5. Simple Seated Stretch: This stretch is basically #2, but rotated 90 degrees. Sat on a chair with your feet on the floor shoulder-width apart and your back straight, place the ankle of the affected leg on the knee of the other and slowly lean forward until you feel the stretch but it isn’t painful. Hold for 30 seconds. Try to do 2 or 3 times.
6. Another effective stretch that targets a spasming piriformis muscle directly is a standing 90-degree forward bend. Knees straight but not locked; arms hanging loose, relaxed, bend over until your chest is parallel to the floor (or as close as you can get to it). The key to getting to the piriformis muscle specifically with this stretch for relieving your back pain is to keep your spine completely straight the entire time. This stretch is also a good static exercise that will gently strengthen your lower back and girdle muscles over time, which may help prevent overloading the piriformis muscle as often in the future.
7. Hip Extension: Start on all fours. Raise the affected leg up, keeping your knee at a 90-degree angle and your back straight, including a neutral neck position. Slowly lower the leg. Do 3 sets of 10-12 reps.
8. This stretch allows you to target the injured piriformis muscle directly while also stretching your hamstrings and strengthening those lower back and girdle muscles again. Sit on the floor with your spine straight and legs out straight and together in front of you, cross the affected leg over the other one and slowly bend forward, imagining pulling your lower back towards your belly button. Hold for 10 seconds. Do 10 reps.
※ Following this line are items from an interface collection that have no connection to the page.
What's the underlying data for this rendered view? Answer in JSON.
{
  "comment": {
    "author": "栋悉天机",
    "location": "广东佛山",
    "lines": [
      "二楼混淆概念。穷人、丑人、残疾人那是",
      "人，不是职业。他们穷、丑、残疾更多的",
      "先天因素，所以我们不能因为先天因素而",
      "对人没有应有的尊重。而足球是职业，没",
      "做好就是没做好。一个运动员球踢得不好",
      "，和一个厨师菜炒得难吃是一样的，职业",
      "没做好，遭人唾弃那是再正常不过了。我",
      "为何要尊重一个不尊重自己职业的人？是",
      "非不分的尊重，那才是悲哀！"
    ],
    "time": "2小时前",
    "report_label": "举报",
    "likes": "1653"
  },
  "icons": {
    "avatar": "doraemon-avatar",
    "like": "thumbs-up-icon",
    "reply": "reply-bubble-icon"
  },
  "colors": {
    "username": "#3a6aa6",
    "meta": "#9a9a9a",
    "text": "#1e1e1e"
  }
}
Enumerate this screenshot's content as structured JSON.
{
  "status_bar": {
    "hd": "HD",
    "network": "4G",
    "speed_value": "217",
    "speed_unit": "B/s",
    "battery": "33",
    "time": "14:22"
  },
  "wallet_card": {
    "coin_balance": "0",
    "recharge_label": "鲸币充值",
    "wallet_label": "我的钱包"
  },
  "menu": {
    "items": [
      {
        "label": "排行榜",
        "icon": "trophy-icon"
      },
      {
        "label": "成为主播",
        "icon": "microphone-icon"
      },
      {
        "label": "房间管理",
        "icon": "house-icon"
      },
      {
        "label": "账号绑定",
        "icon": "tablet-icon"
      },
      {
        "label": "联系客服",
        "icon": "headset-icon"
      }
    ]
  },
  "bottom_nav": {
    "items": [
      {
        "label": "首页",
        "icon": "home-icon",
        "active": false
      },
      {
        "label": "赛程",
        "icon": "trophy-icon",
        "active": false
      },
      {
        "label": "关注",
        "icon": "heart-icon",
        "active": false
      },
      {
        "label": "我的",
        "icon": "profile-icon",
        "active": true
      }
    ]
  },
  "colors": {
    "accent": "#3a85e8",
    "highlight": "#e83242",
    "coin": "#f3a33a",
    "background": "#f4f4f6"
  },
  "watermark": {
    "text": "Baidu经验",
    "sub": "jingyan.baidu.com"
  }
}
9. Adductor Stretches: You can do the long version of this stretch (sat with legs out straight in a wide V position) or the short version (Butterfly Stretch: sat with bottom of feet together with knees rotated outward and towards the floor). Get in position and lean forward, spine kept completely straight, until you feel the stretch but aren’t in pain. Hold for 30 seconds. Do twice, but interspersed between other stretches. Because the piriformis muscle is integral to hip rotation, sometimes stretching the hips can help your piriformis muscle release.
10. This is another hamstring-piriformis combo, and is a great addition to any physical therapy routine for back pain. Beginning in the same position as #8, slowly pull the unaffected leg towards your groin as far as is comfortable, resting the bottom of your foot against the inner thigh of the affected leg. Reach towards the affected leg, which should be straight out in front of you. Keep your lower back pulled in; you should feel this stretch in your hamstrings and buttocks, and if you can get deep enough, also your lower back on the affected side. Hold for 30 seconds. This is another one that’s good to do 2 or 3 times, but interspersed between other stretches/exercises.
Important Things to Remember with Stretches for Piriformis Syndrome
A couple last thoughts: Never stretch to the point where you’re in pain; you can damage the piriformis muscle more, as well as other muscles and tendons. Also, you may feel strange sensations while stretching. These originate from free nerve endings located in between the fascia cords and kinked strings in the muscles. Doctors are still not taught about the significance of these nerve endings. These strange sensations can feel like a nerve with burning and tingling and even numbness. Be careful, and slowly back off the stretch if you experience any of these. Our last tip for DIY physical therapy for piriformis syndrome and back pain is to be diligent about doing these stretches two or three times daily.
One of the biggest problems with most of these stretching techniques and positions, is that they try to stretch the muscle by pulling on the ends. Imagine… pain comes from a knot of fibers in the middle of the shoe lace… what happens to the knot when you pull on the ends?
You can learn more about stretching in my book: Winners’ Guide to Pain Relief. Check out our book and rubber therapy ball at our online store.